Kimbrel has converted nine of 10 save chances and has a 1.23 ERA in his 15 appearances this season. He has allowed only seven hits and two runs in 14 2-3 innings, with 21 strikeouts and four walks.
Outfielder Jackie Bradley Jr. said it was special sharing the moment with his teammate, especially after all Kimbrel has been through off the field.
"Obviously that's a whole lot more bigger than baseball," Bradley said. "So I think it's just amazing and a testament to how hard that he works, that he was able to still come back here and still compete at a very high level like we all know he can. That's special to watch him compete out there."
Hall of Fame closer Mariano Rivera got his 300th save in his 537th career appearance, while Joe Nathan got his in his 335th save opportunity and Francisco Rodriguez at age 31. Kimbrel surpassed all of them.

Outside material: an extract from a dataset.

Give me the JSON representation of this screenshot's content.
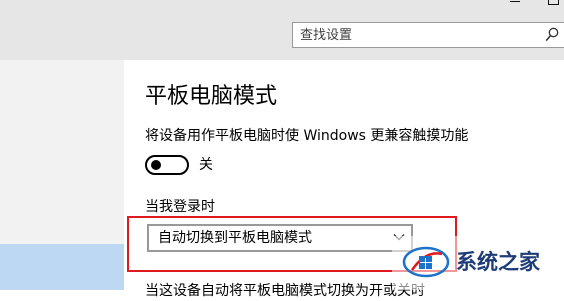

It was his 75th save with the Red Sox, who acquired the six-time All-Star in a trade from San Diego after the 2015 season. Kimbrel had 186 saves for the Braves in 2010-14 and 39 with the Padres during the season he got to spend around Trevor Hoffman, who along with Rivera are the only players with more than 600 career saves.
"I got to talk to him quite a bit, got to know him," Kimbrel said. "He's an awesome guy. I really enjoyed the time I got to spend with him out there."
Kimbrel is the 29th major league player with 300 career saves, and he leads that group by converting 91 percent of his saves, along with his 1.78 ERA, 14.72 strikeouts per nine innings and .155 batting average by opponents.
The only active pitcher with more saves is Minnesota's Fernando Rodney with 304. Rodney is 41 years old and playing his 16th season. But Kimbrel is only about halfway to Rivera (652 saves) and Hoffman (601).
"It's very impressive. The number in itself is impressive, but the number of years they were able to play the game and stay effective and keep that role, that says a lot," Kimbrel said. "Those are guys that as a baseball player growing up and now as a reliever, you look up to what they've done and how they did it, and it's very impressive."